Union Internationale des Chemins (UIC) defines the high-speed railway (HSR) as a high-speed railway system that contains the infrastructure and the rolling stock. The infrastructure can be newly built dedicated lines enabled for trains to travel with speed above 250 km/h or upgraded conventional lines with a speed up to 200 or even 220 km/h. HSR requires specially built trains with increased power to weight ratio and must have an in-cab signalling system as traditional signalling systems are incapable of above 200 km/h.
HSR systems were divided into four groups depending on their relationship with conventional rail 
; dedicated line, mixed high-speed line, conventional mixed line, and fully mixed 
. Each of these types of HSR has some advantages and disadvantages.
Dedicated HSR represents a line that is fully separated from a conventional line, has a high capacity, high safety, and no level crossings. The line has fences all along the line, often built on viaducts or in long tunnels, and has a high construction cost, such as the case in Japan and Taiwan.
Mixed HSR lines have a wider area to serve, increased accessibility as high-speed trains run on dedicated and conventional lines, high capacity of HS lines stretch over larger areas, reduced building costs. HSR trains can use conventional rails in city centres in areas where land is more expensive to build dedicated lines. However, stretches of conventional lines have less capacity and can be a bottleneck for increased traffic, reduces safety, increases maintenance costs, whilst the rolling stock must be equipped with two signalling systems for HSR and conventional rails, such as the case in France and China.
Mixed conventional rail represents lines that are used by HSR trains and by conventional trains. Mixed traffic reduces the capacity of the line because of big differences in the speed of trains, and it also reduces safety. It can be a suitable solution if a country has a different gauge from the standard gauge size to be part of the European railway network and supports interoperability of international services, such as the case in Spain. This type is more difficult and expensive to maintain, needs special rolling stock, which is also more expensive to purchase and maintain.
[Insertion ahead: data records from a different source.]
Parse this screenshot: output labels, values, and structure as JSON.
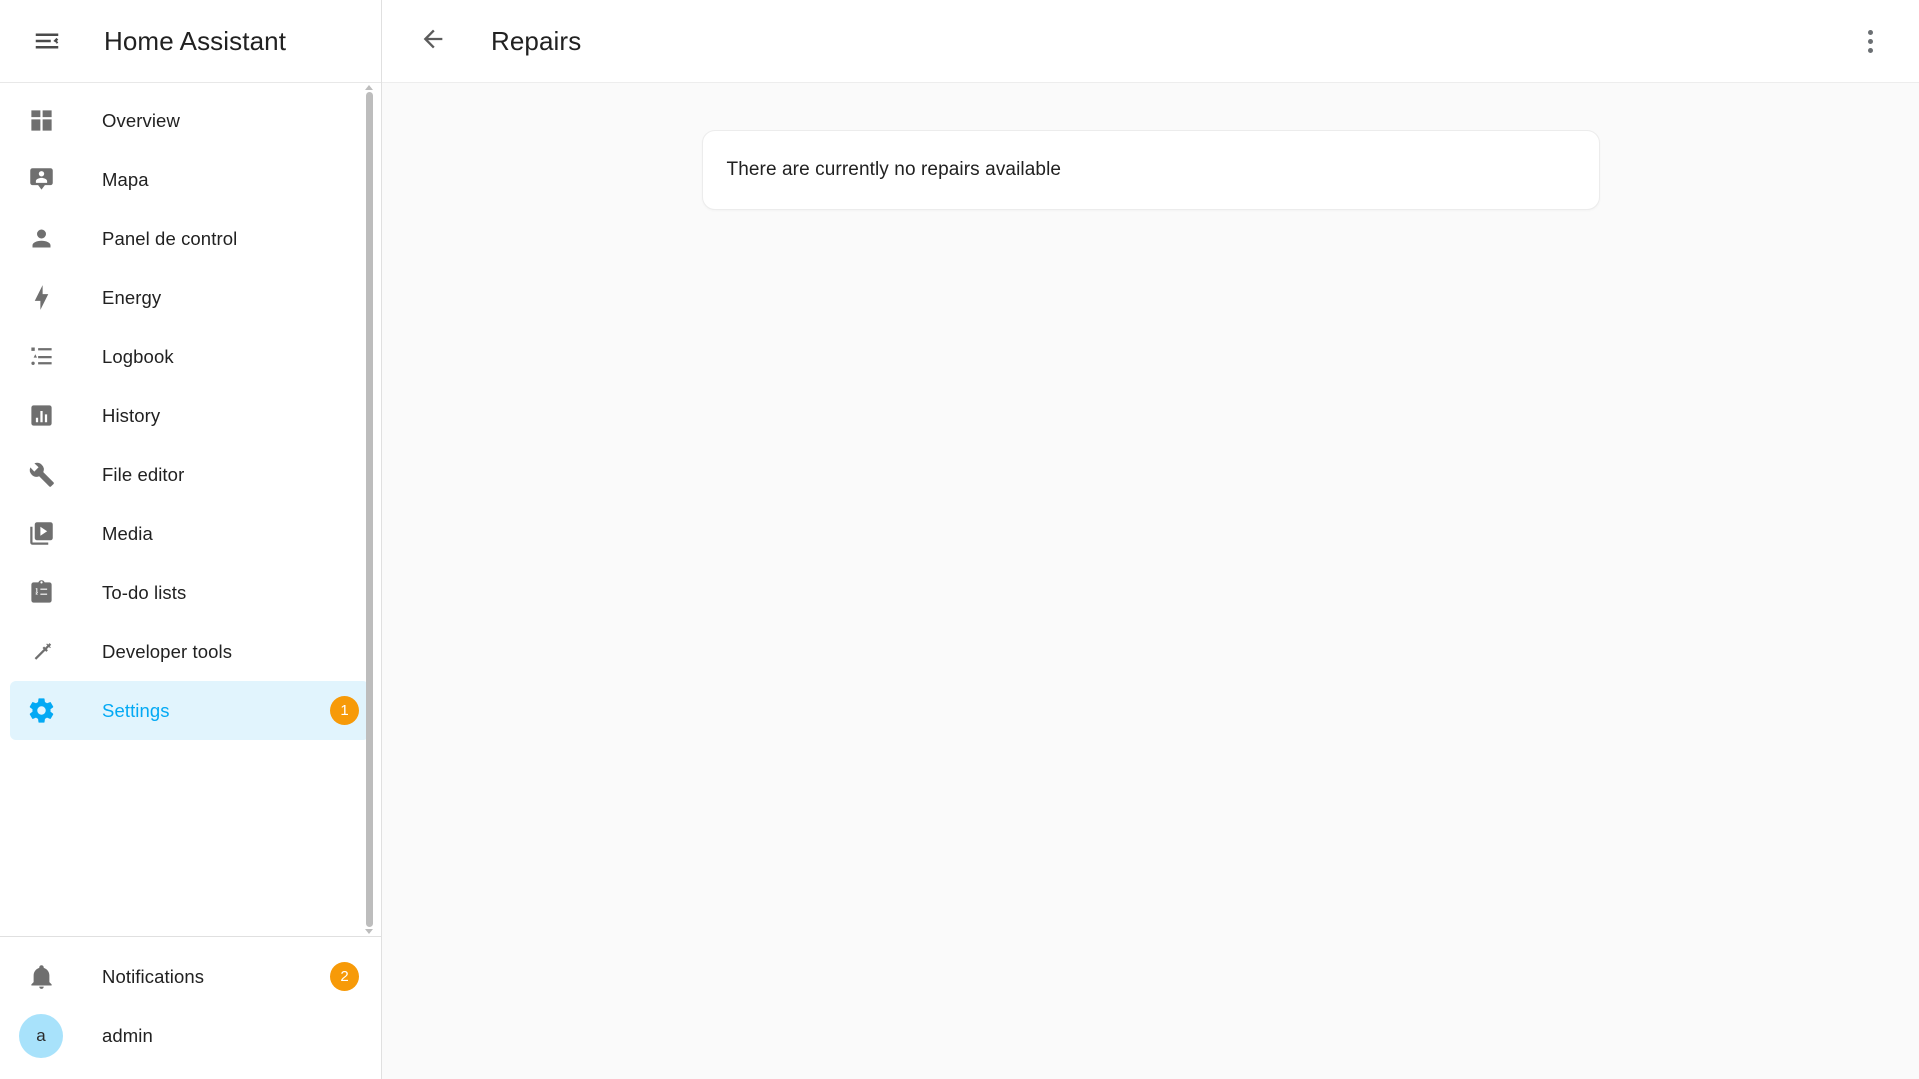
{
  "sidebar": {
    "title": "Home Assistant",
    "menu_icon": "menu-open-icon",
    "items": [
      {
        "label": "Overview",
        "icon": "view-dashboard-icon",
        "badge": null,
        "active": false
      },
      {
        "label": "Mapa",
        "icon": "map-marker-account-icon",
        "badge": null,
        "active": false
      },
      {
        "label": "Panel de control",
        "icon": "account-icon",
        "badge": null,
        "active": false
      },
      {
        "label": "Energy",
        "icon": "lightning-bolt-icon",
        "badge": null,
        "active": false
      },
      {
        "label": "Logbook",
        "icon": "format-list-bulleted-icon",
        "badge": null,
        "active": false
      },
      {
        "label": "History",
        "icon": "chart-box-icon",
        "badge": null,
        "active": false
      },
      {
        "label": "File editor",
        "icon": "wrench-icon",
        "badge": null,
        "active": false
      },
      {
        "label": "Media",
        "icon": "play-box-multiple-icon",
        "badge": null,
        "active": false
      },
      {
        "label": "To-do lists",
        "icon": "clipboard-list-icon",
        "badge": null,
        "active": false
      },
      {
        "label": "Developer tools",
        "icon": "hammer-icon",
        "badge": null,
        "active": false
      },
      {
        "label": "Settings",
        "icon": "cog-icon",
        "badge": "1",
        "active": true
      }
    ],
    "footer": {
      "notifications": {
        "label": "Notifications",
        "icon": "bell-icon",
        "badge": "2"
      },
      "user": {
        "label": "admin",
        "avatar_initial": "a"
      }
    }
  },
  "toolbar": {
    "back_icon": "arrow-left-icon",
    "title": "Repairs",
    "overflow_icon": "dots-vertical-icon"
  },
  "content": {
    "card_message": "There are currently no repairs available"
  },
  "colors": {
    "accent": "#03a9f4",
    "active_background": "#e1f4fd",
    "badge": "#f79a08",
    "avatar": "#a8e2fb",
    "icon_grey": "#6f6f6f",
    "page_background": "#fafafa"
  }
}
Fully mixed lines represent lines used by all types of trains, including freight, have maximum flexibility to be used to full capacity, reduces safety, reliability, and punctuality, and increases maintenance costs. An example of such lines as those used in Germany.
There are two ways to develop the HSR system: build new systems or upgrade conventional railways. Building lines, operating, and maintaining them is an expensive business, but it gives an opportunity to develop a system that can operate at a higher speed and with bigger time savings 
Each new project includes planning, land purchasing, infrastructure building, and rolling stock costs. Upgrading existing lines will exclude the need for land purchasing, which may bring big savings. Upgrading conventional rail creates lots of disruption for traffic, and it does not allow reaching the required speed on the new lines. However, it is less expensive as it costs approximately US$4.37 million/km in 2007 prices 
. Table 1
shows the HSR technologies in selected countries. Despite this difference, there is a lot in common in all HSR systems. All are powered by electricity, have a continuous welded rail, which reduces the noise level and the track vibration, in addition to being built on ballast track or on concrete slab tracks.
High-speed rail technologies in selected countries Adapted from ref. 
|Length of line in km
|Max. speed (km/h)
||2 h 30 min
||1 h 50 min
||1 h 35 min
||2 h 30 min
||1 h 55 min
|Radius of curvature
|Max. longitudinal gradient (%)
|Distance of axes of two tracks (m)
All HSRs must have advanced signalling systems and automated train control systems. The Automated Train Control (ATC) systems were first developed in Japan and introduced for Shinkansen trains. The system was named Digital Communication and Automatic Train Control (DS-ATC) system. In Europe, it is the European Train Control System (ETCS). The next step in the development of the control systems was the introduction of ERTMS. The ERTMS system was first introduced in Italy on a 204 km line between Rome and Naples. The ERTMS combines GSM-R (communication) and ETCS (signalling) systems. With rapid progress from 2G to 5G network UIC is working on developing the successor of GSM-R, the Future Rail Mobile Communication System (FRMCS) 
. The system can be introduced to railways as early as 2025. Another common thing for all HSRs is that they are very expensive to build 
and only two of them recovered construction costs, Shinkansen in Japan, and Paris-Lyon line in France 
Rolling Stock is another part of the HSR systems. High-speed trains have a large variety in axle loading ranging from 11.4 t for the Hitachi train to 23 t axle loading for Bombardier and Acela Express 
. This large difference can be explained by the type of railway that uses this rolling stock. The Shinkansen line that uses Shinkansen-Series 700 is fenced throughout to secure the entire length of the track. In contrast to these, the Acela Express operates on an upgraded line with level crossings. Amtrak trains are equipped with an anti-collision structure to meet USA crash standards. Zefiro, a high-speed train manufactured by Bombardier, is one of the most efficient and advanced trains in the world.